Someone needs to signal/broadcast the condition variable, otherwise waiting threads don't necessarily get woken up. You can also get "spurious" wake-ups, but don't rely on them. Once a waiter has been woken (by a signal or broadcast or spuriously), it will start trying to acquire the mutex, and once it has that
If there are multiple threads waiting then one of them is woken (arbitrarily or according to rules documented by the implementation). In your code as you describe it, the only place a thread ever waits on this condvar is when it's trying to add an item to a full queue. So you have three options:
signal the condition variable each time you remove an element from a full queue. This wakes one of the 0 or more waiters. Then signal again after it adds an element, if the queue is still not full, just in case there was more than 1 waiter.
broadcast the condition variable each time you remove an element from a full queue. Now you don't need to signal after adding an element.
signal the condition variable each time you remove an element, regardless of whether the queue is full or not. If you do this, don't make the mistake of changing the code in future to remove two elements in one go and only signal once. Condition variables reduce the number of waiters by one each time you signal, and this approach works because it prevents there ever simultaneously being at least one waiter, and fewer woken ex-waiters trying to acquire the mutex than there are spaces in the queue. So you never get threads waiting when there's a space they could use.
The way to think of this is that the "condition" you're waiting for is, "the queue is not full". Whenever the condition becomes true, you should signal or broadcast the condition variable. If you choose to signal, and there might be multiple waiters, then each waiter needs to signal (to wake the next waiter) if the condition remains true after it has done its thing.
If you don't care about the performance cost of a few extra context switches, and provided you have written the code that waits on the condvar correctly to cope with spurious wakes, it is also safe to signal or broadcast a condvar when the condition is still false. This is one of the nice things about condition variables, it makes it easier to reason about the correctness of the code. So the requirement "whenever the condition becomes true, you should signal or broadcast the condition variable" means only what it says. You don't have to signal if and only if the condition becomes true.

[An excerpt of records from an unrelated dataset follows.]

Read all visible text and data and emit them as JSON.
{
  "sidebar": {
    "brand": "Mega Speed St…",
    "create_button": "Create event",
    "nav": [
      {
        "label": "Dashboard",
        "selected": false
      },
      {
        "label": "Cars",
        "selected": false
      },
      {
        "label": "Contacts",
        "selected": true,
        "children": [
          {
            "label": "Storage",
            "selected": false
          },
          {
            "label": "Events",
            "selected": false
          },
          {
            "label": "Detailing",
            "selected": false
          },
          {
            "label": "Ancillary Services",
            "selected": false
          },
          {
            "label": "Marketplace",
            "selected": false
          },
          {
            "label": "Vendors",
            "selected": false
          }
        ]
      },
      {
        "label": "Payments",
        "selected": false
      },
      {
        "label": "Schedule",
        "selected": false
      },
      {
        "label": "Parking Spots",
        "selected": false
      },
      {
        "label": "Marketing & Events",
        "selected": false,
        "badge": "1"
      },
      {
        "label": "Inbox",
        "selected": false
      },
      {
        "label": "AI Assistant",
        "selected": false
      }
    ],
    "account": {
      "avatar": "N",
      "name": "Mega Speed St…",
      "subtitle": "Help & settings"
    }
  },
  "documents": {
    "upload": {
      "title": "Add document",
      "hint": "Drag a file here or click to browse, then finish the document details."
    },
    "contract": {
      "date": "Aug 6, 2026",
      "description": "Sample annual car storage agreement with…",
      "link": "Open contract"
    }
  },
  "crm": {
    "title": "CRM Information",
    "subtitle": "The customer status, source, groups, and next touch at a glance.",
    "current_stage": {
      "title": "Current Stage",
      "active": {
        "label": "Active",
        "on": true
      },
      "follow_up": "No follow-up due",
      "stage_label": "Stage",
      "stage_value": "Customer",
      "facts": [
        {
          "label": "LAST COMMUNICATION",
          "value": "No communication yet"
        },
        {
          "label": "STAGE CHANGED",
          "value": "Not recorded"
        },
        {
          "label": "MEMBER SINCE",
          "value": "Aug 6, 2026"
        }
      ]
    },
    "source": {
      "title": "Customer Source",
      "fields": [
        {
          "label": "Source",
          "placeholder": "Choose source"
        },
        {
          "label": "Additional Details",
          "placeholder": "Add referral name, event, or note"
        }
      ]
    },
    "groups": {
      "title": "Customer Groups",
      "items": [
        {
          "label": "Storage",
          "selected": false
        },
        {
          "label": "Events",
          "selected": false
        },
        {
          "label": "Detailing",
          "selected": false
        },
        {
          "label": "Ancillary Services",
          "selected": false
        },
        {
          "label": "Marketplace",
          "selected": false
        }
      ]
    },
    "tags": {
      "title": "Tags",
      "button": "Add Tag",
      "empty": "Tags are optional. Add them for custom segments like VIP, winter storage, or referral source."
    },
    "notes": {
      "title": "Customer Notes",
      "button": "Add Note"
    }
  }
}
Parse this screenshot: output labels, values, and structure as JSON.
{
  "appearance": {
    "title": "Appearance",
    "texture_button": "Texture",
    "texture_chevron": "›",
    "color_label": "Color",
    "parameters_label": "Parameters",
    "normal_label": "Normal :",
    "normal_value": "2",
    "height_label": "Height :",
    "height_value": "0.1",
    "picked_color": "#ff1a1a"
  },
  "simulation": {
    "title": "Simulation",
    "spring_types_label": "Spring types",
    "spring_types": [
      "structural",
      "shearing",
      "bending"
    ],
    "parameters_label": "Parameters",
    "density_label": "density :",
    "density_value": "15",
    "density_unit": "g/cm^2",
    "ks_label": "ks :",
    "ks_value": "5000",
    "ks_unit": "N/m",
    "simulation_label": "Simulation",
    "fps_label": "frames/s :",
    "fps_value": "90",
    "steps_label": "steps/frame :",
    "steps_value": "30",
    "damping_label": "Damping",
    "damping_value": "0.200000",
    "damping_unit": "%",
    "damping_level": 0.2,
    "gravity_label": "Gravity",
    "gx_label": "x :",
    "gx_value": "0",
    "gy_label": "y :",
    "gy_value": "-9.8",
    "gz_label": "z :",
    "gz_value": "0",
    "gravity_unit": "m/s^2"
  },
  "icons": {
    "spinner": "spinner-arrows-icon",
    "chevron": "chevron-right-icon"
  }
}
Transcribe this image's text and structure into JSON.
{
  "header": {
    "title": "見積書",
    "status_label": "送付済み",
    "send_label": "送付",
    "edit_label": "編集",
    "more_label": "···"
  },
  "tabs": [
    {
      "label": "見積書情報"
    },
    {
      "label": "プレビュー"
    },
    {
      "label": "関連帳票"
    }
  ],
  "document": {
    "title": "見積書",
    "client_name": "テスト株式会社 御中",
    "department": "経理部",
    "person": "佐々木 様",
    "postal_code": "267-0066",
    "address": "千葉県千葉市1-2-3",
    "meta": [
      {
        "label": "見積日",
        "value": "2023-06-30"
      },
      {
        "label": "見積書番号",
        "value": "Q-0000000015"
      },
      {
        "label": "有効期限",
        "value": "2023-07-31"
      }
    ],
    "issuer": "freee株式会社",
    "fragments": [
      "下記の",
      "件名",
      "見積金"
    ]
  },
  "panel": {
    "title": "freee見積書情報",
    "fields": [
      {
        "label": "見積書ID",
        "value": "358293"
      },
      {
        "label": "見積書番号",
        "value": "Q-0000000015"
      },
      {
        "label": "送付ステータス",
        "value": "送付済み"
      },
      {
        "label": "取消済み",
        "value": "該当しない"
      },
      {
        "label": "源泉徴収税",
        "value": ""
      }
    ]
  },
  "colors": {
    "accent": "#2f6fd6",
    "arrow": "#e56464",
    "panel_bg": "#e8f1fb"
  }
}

So in this case it would be fine to signal each time you remove an element from the queue, regardless of whether or not it was full beforehand. In this case it's easy to cut down the number of signals to the minimum necessary, but occasionally it is more trouble than it is worth to work out for sure whether the condition has become true, so instead you signal if it's now true and might have been false before, or even just signal if it might be true now. I wouldn't advise putting in extra wakes for no reason, but sometimes it makes the code simpler.